About The Kew Society

The Kew Society, which is more than 100 years old, is an influential organisation dedicated to enhancing the beauty and character of Kew with its historic legacy of buildings and green spaces.

In 1987 the Kew Society became a registered charity.

Main Aims of The Kew Society

Main Aims of The Kew Society

To review all planning applications in Kew with special regard to the architectural integrity and character of the neighbourhood.

To play an active role in the improvement of local amenities.

Keeping residents in touch with what is happening in their community.

To achieve its aims The Kew Society

To achieve its aims The Kew Society

Works closely with Local Government Councillors and the local Member of Parliament

Monitors all the planning applications and comments as needed

Makes representations to public and private organisations

Works with other organisations involved with local environmental issues including our green spaces, the towpath, pollution and aircraft noise.

Committee and Volunteers

Committee and Volunteers

The Kew Society is run by unpaid volunteers.  The Executive Committee meets eleven times a year while sub-committees look after particular areas of interest.

The Society organises community events including parties, picnics, lectures and outings and produces the Kew Society Newsletter with information about general local issues, events, planning matters and forthcoming activities.

Come and join us – get in touch

NEWS

St Luke's House open space makeover Update 12/12/2017 The little garden adjacent to St Luke's [more]
Kew Pond
The story of Kew Pond Update 20/09/2017 Some of you will already know the story of Kew Pon [more]

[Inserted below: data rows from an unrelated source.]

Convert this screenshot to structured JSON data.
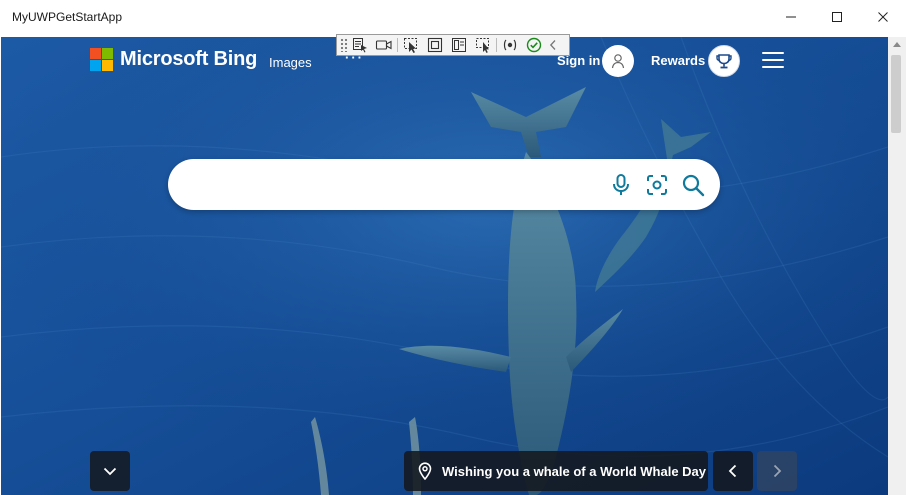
{
  "window": {
    "title": "MyUWPGetStartApp",
    "controls": [
      "minimize-icon",
      "maximize-icon",
      "close-icon"
    ]
  },
  "devtools_toolbar": {
    "icons": [
      "grip-icon",
      "select-element-icon",
      "record-icon",
      "pointer-select-icon",
      "display-layout-icon",
      "track-focus-icon",
      "binding-failures-icon",
      "preview-selection-icon",
      "check-icon",
      "collapse-chevron-icon"
    ]
  },
  "header": {
    "brand": "Microsoft Bing",
    "nav_images": "Images",
    "nav_more": "···",
    "signin": "Sign in",
    "rewards": "Rewards"
  },
  "search": {
    "value": "",
    "placeholder": "",
    "icons": [
      "microphone-icon",
      "visual-search-icon",
      "search-icon"
    ]
  },
  "footer": {
    "caption": "Wishing you a whale of a World Whale Day"
  },
  "colors": {
    "ms_red": "#f25022",
    "ms_green": "#7fba00",
    "ms_blue": "#00a4ef",
    "ms_yellow": "#ffb900",
    "bing_accent": "#0f7a9c",
    "ocean_dark": "#0d3f82",
    "ocean_light": "#2d6fb8"
  }
}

EVENTS

Event Information:

  • Fri
    21
    Feb
    2014
    10:45 amKew Gardens

    Sara Redstone, Plant Health & Quarantine Officer at The Royal Botanic Gardens at Kew kindly offered to give an illustrated presentation on the history and function of this "behind the scenes" but enormously important building.

    Plant quarantine plays an important part in protecting our native biodiversity and is a vital element in the conservation of endangered species in Kew's partner countries.

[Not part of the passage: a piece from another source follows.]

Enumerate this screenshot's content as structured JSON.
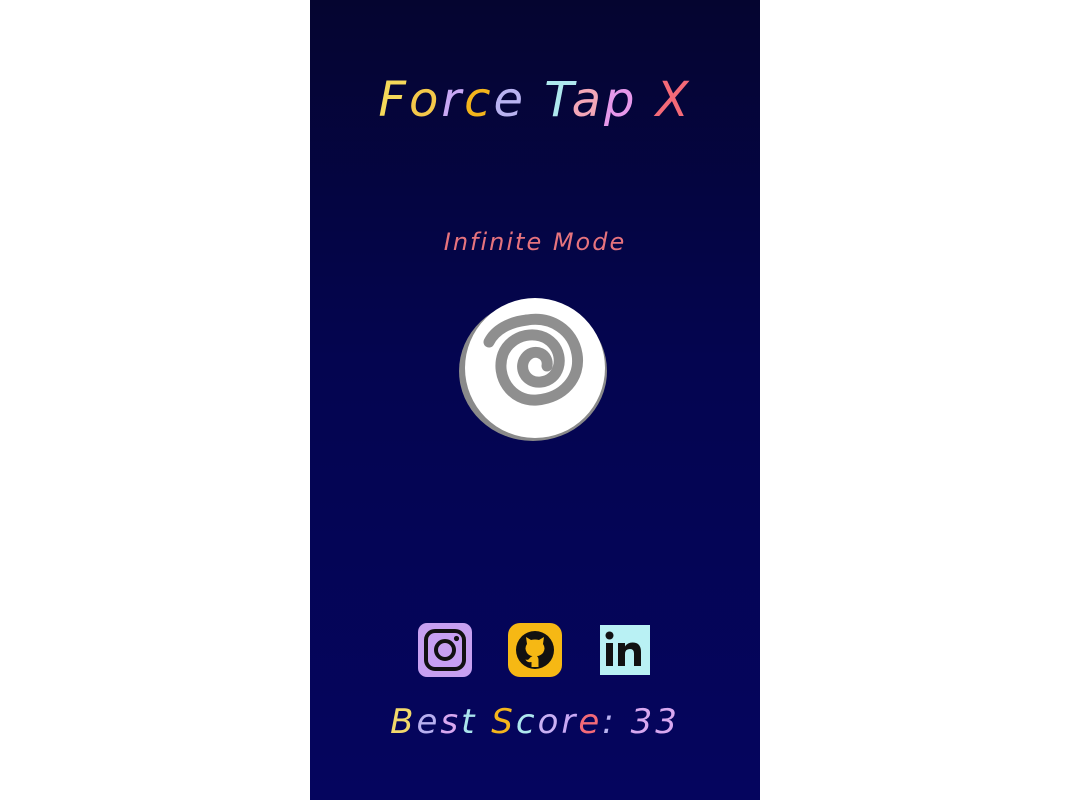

    Sara's talk was extremely interesting and really opened our eyes to some of the problems her department have to cope with on a daily basis.